## PROBLEM DESCRIPTION
Lines of the data that contain the word "Correction" are the ones to copy.

## AVAILABLE RECORDS

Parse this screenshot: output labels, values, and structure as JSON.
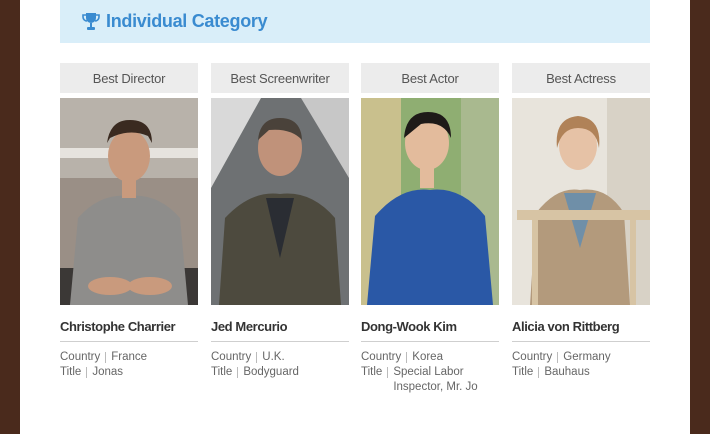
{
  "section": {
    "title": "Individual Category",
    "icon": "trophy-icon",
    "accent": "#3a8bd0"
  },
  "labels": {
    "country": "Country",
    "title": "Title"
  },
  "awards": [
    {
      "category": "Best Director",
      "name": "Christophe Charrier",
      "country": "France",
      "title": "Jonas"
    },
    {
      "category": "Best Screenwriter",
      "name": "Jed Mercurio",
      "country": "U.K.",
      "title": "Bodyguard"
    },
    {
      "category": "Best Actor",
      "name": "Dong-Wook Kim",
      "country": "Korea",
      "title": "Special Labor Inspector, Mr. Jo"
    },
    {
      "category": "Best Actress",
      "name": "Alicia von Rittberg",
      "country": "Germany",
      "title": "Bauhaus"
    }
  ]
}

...

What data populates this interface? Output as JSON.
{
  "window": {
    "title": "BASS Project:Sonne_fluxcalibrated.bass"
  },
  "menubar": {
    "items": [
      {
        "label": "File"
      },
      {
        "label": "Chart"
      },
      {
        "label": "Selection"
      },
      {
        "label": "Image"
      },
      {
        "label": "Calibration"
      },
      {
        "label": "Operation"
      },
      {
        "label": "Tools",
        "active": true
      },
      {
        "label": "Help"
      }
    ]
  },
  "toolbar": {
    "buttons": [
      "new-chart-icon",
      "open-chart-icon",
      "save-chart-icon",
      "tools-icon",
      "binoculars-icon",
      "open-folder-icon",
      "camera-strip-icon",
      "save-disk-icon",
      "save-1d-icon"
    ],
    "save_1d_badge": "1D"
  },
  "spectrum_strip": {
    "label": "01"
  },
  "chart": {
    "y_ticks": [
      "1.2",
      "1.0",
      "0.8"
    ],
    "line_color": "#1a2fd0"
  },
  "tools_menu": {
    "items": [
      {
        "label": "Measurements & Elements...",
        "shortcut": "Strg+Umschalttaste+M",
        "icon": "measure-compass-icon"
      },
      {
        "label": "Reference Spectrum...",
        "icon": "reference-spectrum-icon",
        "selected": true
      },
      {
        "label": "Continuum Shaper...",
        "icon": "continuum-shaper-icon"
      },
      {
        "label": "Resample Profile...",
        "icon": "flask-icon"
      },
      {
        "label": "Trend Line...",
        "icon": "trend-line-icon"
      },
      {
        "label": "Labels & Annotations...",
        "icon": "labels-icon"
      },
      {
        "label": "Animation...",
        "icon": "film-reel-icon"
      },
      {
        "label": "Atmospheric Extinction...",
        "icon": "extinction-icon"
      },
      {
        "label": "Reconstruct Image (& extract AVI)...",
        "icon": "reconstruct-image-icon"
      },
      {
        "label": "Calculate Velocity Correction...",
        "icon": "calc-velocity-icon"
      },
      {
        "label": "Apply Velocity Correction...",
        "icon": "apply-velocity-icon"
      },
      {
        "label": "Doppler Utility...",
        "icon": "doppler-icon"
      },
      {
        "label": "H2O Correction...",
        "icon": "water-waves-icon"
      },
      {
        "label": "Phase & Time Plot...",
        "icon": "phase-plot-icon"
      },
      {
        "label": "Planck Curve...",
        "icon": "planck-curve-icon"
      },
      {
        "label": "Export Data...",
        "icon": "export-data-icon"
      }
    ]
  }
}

## ANSWER BOX
        "label": "Calculate Velocity Correction...",
        "label": "Apply Velocity Correction...",
        "label": "H2O Correction...",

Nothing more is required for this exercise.